[[ Material for the task, beginning ]]

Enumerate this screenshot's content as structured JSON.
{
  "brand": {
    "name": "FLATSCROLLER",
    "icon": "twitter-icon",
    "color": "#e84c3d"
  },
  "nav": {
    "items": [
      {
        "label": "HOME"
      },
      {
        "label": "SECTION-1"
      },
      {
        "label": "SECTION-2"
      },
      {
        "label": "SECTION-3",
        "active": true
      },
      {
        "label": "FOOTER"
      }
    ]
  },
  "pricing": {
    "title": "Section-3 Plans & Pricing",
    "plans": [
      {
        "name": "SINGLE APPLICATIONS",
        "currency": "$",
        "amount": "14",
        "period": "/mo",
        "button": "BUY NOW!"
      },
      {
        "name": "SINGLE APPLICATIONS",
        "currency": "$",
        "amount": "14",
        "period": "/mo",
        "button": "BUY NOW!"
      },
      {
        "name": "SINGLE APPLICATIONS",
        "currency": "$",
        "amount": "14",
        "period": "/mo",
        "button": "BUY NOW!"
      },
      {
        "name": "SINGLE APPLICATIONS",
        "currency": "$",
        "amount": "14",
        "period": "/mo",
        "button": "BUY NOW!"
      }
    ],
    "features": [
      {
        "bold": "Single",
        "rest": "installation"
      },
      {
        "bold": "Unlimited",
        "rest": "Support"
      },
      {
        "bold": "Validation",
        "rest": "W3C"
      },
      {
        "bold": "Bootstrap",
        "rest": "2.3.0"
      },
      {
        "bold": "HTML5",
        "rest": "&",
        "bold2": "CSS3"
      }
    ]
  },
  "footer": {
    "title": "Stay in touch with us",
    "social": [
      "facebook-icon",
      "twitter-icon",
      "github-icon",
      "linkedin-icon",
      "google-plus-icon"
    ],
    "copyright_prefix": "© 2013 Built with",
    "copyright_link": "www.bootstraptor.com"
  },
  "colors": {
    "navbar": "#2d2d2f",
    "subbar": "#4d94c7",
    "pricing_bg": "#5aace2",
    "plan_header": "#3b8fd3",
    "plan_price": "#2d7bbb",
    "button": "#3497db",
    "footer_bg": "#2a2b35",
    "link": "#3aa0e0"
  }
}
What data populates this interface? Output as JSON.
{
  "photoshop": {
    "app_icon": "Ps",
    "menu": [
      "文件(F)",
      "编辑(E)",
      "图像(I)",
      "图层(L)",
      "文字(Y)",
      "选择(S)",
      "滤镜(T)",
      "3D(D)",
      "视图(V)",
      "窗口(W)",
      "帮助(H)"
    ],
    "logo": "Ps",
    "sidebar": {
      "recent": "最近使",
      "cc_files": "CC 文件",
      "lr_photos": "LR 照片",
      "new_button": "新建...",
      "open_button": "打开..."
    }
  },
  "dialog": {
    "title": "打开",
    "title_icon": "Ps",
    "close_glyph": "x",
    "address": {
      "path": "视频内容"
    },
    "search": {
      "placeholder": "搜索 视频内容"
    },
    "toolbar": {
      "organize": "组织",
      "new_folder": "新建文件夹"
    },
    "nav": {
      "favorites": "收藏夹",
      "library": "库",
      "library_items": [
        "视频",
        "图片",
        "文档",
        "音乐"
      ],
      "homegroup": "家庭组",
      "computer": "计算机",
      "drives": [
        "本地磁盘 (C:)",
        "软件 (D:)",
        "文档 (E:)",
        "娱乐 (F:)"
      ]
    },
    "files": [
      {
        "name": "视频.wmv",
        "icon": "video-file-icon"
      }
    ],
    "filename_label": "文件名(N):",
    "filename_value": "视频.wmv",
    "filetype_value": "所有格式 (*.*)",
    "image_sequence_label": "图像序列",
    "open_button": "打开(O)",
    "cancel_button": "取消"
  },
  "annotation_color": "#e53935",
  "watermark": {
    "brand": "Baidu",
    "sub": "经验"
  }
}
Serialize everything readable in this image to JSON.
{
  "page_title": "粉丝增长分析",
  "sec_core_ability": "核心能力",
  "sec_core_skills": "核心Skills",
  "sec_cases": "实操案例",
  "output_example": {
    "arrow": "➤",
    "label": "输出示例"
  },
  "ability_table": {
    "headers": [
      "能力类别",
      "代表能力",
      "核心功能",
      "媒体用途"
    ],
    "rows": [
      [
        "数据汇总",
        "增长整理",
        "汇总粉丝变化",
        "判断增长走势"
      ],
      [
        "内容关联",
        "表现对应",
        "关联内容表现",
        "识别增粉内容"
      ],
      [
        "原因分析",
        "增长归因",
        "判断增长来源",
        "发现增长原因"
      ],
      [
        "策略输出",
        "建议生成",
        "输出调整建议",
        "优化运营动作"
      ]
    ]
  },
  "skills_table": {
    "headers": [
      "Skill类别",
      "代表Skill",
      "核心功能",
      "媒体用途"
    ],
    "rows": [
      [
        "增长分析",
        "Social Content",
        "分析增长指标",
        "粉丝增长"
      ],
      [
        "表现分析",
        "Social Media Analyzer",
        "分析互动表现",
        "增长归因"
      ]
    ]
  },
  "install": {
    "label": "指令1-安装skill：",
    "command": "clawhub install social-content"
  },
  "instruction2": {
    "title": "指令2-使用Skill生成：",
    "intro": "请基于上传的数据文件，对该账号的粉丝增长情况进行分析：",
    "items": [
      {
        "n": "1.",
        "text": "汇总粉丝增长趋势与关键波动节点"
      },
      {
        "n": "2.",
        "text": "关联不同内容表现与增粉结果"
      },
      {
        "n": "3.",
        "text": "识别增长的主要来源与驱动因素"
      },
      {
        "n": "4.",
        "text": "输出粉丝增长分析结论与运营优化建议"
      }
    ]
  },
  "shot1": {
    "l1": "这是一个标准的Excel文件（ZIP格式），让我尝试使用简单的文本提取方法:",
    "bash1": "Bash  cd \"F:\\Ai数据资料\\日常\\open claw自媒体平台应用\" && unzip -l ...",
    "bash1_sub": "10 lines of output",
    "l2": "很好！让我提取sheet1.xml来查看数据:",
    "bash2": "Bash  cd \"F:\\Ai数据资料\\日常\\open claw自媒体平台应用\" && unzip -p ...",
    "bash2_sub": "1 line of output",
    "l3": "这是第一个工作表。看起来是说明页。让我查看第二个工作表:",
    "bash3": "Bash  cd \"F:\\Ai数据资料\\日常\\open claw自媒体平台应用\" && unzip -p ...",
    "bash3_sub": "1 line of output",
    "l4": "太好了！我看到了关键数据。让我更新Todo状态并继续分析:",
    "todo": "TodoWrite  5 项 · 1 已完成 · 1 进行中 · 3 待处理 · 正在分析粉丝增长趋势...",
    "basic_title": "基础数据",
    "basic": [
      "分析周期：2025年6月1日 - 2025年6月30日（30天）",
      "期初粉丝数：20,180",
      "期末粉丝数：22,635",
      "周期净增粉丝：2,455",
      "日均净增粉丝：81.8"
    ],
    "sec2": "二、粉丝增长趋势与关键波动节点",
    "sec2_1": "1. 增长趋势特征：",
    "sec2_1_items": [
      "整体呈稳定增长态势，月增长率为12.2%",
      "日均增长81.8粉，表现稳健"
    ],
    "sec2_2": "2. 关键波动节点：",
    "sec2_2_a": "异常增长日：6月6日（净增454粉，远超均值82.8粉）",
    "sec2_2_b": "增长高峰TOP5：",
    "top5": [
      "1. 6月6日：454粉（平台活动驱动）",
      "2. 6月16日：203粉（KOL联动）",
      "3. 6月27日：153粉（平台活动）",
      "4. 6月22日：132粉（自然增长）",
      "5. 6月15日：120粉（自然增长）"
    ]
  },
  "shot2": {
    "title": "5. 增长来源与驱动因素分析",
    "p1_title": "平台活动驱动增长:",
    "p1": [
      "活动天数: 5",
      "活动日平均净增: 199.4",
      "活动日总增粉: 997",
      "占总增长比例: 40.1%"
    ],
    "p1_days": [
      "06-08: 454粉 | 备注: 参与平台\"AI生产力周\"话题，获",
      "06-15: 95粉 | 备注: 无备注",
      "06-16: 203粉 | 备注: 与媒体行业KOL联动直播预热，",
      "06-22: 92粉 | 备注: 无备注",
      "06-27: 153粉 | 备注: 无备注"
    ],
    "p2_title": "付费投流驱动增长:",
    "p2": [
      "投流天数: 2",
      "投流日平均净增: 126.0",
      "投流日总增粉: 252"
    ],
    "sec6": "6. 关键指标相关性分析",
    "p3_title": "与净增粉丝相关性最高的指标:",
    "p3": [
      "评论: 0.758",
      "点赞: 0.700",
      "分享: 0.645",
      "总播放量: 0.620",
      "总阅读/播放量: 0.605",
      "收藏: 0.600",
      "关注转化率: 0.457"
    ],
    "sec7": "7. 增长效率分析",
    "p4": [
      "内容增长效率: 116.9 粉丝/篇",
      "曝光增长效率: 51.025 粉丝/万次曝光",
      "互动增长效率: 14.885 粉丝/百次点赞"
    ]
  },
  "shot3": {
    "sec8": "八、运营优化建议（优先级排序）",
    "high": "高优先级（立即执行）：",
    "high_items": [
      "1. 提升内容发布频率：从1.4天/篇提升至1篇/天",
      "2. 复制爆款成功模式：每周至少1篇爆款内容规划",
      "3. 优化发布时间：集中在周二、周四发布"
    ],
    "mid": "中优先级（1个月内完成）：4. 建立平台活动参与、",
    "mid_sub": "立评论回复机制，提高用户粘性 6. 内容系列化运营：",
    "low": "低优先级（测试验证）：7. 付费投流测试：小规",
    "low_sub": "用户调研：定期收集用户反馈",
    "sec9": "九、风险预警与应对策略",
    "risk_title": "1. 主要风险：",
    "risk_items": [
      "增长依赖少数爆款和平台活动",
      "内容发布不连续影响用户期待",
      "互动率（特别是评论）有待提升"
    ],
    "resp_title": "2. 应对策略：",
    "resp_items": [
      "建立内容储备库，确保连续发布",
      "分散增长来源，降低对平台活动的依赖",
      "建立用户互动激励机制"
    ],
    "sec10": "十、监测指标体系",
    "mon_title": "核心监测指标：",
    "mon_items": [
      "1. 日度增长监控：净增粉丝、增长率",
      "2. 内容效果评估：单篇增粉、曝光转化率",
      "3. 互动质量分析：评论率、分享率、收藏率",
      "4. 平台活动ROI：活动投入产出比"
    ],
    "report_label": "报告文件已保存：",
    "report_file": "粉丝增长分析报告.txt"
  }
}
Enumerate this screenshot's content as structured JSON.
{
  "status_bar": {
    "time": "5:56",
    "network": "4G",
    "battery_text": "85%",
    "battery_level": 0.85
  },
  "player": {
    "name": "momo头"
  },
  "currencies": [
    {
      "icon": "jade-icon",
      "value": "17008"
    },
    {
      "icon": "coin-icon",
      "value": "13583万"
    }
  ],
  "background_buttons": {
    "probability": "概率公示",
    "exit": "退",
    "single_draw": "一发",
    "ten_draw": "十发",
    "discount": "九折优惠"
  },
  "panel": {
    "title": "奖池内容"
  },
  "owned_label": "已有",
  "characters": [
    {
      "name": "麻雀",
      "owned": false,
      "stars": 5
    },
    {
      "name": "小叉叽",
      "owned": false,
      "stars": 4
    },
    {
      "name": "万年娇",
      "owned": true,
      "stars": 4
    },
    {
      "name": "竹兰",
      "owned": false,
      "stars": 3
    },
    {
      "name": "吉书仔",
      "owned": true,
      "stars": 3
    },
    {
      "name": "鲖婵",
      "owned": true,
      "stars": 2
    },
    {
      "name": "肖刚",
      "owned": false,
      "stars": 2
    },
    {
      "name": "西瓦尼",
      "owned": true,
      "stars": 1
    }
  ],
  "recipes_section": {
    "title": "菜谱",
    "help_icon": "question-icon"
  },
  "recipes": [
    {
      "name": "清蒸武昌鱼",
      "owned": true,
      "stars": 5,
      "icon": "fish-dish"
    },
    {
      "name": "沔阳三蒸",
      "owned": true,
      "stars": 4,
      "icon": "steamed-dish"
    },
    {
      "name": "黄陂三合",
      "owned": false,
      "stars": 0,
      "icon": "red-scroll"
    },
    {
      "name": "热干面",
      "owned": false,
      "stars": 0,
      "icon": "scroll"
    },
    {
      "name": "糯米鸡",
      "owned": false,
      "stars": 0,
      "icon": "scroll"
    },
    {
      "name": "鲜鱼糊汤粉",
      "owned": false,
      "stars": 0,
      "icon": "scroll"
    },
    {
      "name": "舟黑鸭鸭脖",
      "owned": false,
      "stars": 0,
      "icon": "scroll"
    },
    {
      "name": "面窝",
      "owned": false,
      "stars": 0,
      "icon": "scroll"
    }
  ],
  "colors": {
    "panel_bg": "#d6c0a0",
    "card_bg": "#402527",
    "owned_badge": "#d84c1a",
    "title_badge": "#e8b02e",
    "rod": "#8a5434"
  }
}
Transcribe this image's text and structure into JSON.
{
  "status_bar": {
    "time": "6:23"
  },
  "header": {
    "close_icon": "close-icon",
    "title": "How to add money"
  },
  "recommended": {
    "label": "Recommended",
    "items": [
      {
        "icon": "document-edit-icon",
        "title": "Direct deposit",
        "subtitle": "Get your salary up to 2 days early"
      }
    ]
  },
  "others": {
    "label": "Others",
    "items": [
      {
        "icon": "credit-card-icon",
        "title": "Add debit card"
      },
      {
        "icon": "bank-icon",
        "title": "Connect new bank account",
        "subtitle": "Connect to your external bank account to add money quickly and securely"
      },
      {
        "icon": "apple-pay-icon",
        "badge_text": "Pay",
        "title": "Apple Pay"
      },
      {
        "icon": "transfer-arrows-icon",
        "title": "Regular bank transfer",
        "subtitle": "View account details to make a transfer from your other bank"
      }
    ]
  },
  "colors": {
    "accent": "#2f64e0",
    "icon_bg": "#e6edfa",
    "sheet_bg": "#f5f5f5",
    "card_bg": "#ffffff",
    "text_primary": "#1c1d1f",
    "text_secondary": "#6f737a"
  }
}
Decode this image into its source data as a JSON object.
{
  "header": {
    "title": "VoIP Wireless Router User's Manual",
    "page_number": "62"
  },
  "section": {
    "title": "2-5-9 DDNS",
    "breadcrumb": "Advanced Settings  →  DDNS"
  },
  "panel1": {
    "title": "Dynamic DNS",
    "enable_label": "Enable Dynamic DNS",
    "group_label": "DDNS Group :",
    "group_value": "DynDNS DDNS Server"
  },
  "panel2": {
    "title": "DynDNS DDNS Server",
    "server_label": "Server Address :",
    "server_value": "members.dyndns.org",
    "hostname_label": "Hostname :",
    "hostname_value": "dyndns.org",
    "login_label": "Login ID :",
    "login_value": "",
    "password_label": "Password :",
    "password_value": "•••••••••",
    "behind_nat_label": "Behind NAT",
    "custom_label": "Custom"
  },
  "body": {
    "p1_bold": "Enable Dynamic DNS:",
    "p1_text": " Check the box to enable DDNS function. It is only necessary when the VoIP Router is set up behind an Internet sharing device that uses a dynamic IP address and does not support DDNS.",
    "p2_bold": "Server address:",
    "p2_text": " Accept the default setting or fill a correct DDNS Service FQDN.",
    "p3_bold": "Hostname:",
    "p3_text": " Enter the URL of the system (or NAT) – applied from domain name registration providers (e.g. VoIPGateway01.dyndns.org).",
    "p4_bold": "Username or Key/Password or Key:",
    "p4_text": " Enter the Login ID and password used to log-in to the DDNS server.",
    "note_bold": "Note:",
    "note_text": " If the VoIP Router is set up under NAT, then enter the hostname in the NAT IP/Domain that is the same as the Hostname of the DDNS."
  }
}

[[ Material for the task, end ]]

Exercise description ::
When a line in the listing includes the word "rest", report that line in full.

Written solution ::
        "rest": "installation"
        "rest": "Support"
        "rest": "W3C"
        "rest": "2.3.0"
        "rest": "&",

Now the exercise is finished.